▶ ASSIGNMENT
Reproduce every entry exactly and leave its pictures out.
· · · · ·
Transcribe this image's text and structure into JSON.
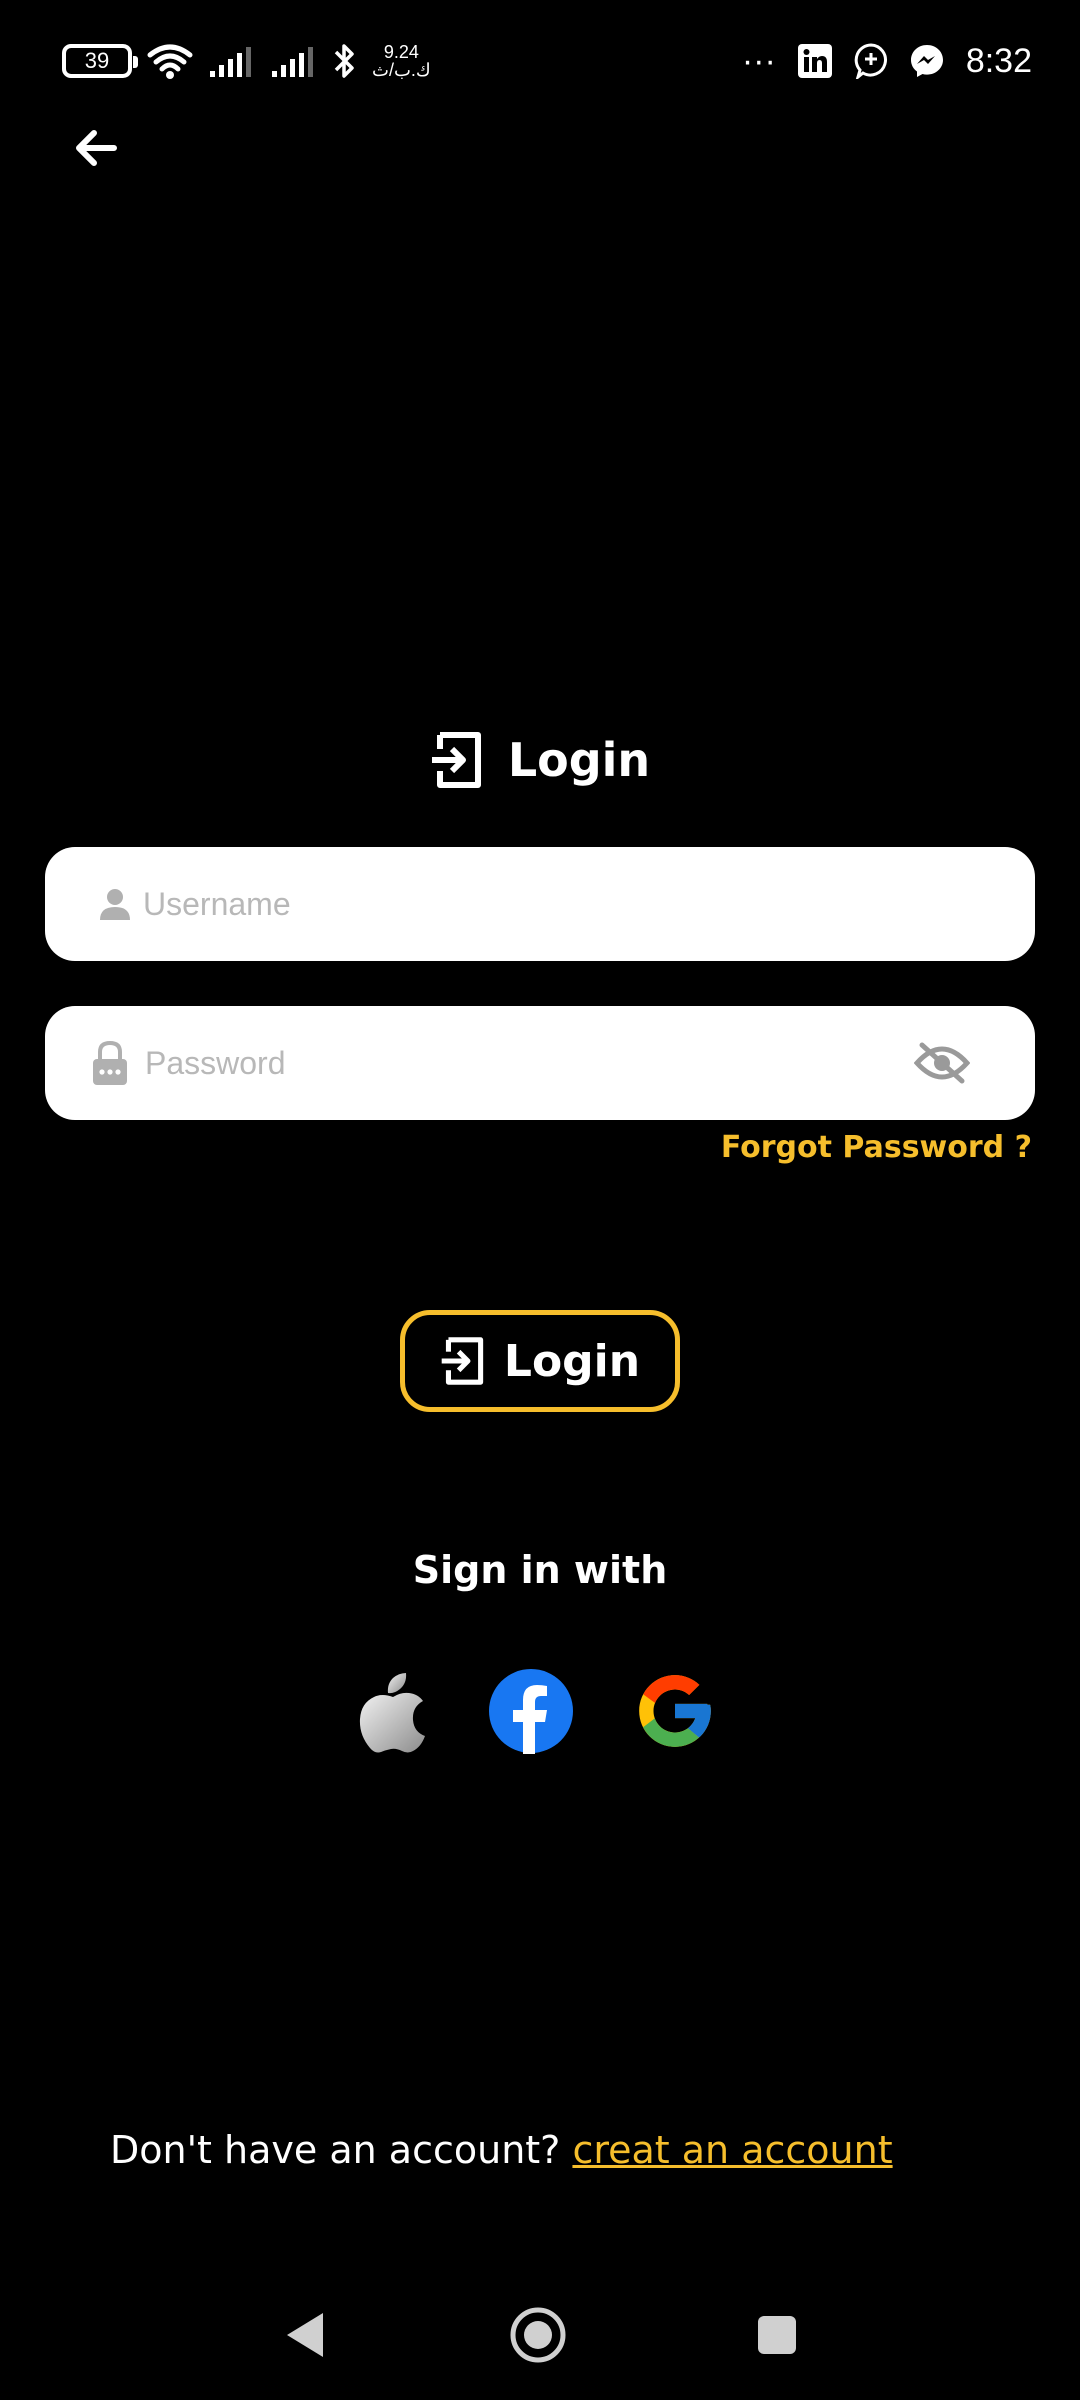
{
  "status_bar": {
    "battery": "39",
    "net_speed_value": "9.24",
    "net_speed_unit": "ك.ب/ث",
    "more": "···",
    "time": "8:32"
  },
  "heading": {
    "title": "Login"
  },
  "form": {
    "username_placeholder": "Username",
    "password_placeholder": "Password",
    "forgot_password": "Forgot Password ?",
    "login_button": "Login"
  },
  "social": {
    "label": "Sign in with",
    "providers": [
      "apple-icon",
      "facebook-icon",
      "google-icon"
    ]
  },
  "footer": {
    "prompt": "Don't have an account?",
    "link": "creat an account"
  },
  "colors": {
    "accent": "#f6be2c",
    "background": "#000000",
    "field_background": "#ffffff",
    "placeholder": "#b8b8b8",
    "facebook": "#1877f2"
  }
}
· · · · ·
▶ SOLVED EXERCISE
Transcribe this image's text and structure into JSON.
{
  "status_bar": {
    "battery": "39",
    "net_speed_value": "9.24",
    "net_speed_unit": "ك.ب/ث",
    "more": "···",
    "time": "8:32"
  },
  "heading": {
    "title": "Login"
  },
  "form": {
    "username_placeholder": "Username",
    "password_placeholder": "Password",
    "forgot_password": "Forgot Password ?",
    "login_button": "Login"
  },
  "social": {
    "label": "Sign in with",
    "providers": [
      "apple-icon",
      "facebook-icon",
      "google-icon"
    ]
  },
  "footer": {
    "prompt": "Don't have an account?",
    "link": "creat an account"
  },
  "colors": {
    "accent": "#f6be2c",
    "background": "#000000",
    "field_background": "#ffffff",
    "placeholder": "#b8b8b8",
    "facebook": "#1877f2"
  }
}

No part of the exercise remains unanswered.